## Task to complete
Look through the material that follows and show every line with the string "annotation".

----------------------------------------

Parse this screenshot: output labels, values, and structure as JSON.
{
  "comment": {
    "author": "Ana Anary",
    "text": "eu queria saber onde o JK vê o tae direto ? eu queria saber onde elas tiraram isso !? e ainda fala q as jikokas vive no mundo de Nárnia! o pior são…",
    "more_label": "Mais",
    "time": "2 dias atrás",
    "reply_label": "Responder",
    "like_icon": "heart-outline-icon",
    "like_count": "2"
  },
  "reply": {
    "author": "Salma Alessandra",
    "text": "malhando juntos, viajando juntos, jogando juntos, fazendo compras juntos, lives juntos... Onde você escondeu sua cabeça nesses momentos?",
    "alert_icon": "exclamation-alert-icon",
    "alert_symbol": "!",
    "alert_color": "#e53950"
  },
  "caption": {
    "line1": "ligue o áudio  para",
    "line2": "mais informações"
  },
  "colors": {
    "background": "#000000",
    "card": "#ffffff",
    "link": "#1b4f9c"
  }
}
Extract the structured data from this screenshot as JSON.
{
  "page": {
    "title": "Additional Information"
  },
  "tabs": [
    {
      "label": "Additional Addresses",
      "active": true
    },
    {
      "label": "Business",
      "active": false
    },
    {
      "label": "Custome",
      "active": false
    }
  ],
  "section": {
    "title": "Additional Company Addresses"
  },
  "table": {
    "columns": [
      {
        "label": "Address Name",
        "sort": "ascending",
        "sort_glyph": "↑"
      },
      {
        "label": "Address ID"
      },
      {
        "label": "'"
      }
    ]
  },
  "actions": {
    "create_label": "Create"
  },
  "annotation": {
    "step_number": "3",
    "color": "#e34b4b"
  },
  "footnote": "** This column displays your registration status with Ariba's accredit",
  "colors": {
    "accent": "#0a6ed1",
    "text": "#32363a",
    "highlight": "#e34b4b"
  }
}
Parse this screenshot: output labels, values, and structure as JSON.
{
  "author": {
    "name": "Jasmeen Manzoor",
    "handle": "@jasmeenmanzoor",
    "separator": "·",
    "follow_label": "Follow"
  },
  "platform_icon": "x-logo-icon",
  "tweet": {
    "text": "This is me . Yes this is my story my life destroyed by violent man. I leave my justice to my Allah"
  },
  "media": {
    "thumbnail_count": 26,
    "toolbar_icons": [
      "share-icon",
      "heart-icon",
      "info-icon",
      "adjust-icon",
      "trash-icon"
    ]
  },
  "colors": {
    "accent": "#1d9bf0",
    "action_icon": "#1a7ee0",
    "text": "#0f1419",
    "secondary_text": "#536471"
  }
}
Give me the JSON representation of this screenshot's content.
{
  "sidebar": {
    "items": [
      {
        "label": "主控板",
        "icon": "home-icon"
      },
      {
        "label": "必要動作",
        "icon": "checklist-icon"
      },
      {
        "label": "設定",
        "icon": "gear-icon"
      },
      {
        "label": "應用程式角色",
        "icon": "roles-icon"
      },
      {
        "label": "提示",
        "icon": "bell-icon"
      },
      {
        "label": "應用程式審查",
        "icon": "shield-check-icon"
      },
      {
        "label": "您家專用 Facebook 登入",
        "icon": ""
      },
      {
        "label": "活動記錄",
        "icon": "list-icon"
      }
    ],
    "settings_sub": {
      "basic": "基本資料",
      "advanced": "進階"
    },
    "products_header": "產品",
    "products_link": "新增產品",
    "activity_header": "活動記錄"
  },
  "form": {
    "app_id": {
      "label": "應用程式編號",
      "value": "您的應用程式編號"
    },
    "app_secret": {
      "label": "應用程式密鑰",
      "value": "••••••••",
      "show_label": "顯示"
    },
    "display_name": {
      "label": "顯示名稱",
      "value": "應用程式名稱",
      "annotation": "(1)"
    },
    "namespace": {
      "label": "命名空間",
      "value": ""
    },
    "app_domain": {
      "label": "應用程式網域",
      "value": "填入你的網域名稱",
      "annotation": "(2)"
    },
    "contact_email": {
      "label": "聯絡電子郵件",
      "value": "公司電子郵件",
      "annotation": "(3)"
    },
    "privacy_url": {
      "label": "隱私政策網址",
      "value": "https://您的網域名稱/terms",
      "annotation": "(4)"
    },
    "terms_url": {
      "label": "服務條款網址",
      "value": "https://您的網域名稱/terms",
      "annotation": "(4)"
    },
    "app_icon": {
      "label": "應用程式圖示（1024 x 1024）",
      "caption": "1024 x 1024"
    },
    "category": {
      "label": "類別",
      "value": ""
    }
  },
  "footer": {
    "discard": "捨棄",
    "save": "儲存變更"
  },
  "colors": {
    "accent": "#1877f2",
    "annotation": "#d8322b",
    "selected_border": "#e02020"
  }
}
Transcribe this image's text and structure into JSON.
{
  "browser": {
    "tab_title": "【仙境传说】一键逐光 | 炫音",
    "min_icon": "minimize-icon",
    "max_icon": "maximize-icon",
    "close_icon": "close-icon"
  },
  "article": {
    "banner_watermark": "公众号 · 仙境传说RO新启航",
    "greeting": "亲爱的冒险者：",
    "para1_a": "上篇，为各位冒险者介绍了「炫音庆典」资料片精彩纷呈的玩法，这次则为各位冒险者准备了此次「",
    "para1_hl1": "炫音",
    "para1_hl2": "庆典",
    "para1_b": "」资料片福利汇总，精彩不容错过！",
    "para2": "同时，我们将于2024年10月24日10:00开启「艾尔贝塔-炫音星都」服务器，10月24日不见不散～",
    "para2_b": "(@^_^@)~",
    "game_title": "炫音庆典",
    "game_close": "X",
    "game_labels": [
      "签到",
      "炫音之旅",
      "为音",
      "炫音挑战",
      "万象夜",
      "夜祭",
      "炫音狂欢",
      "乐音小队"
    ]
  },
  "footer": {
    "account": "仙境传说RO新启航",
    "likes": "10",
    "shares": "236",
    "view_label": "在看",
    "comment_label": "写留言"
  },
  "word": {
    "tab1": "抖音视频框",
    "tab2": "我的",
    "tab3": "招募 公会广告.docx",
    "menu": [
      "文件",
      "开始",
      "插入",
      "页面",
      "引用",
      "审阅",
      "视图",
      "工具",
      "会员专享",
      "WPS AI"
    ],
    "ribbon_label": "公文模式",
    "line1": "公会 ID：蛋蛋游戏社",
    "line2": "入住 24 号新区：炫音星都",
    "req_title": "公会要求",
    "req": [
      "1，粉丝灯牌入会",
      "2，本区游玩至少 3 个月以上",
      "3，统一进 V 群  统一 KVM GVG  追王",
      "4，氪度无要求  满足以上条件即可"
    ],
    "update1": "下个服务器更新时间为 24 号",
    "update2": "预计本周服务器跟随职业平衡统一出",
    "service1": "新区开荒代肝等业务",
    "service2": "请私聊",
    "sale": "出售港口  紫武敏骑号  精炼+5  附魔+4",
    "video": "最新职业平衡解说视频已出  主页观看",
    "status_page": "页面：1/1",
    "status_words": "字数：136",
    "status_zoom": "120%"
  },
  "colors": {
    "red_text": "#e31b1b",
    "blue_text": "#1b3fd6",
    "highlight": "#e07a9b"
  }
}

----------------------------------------

## Task answer
  "annotation": {
      "annotation": "(1)"
      "annotation": "(2)"
      "annotation": "(3)"
      "annotation": "(4)"
      "annotation": "(4)"
    "annotation": "#d8322b",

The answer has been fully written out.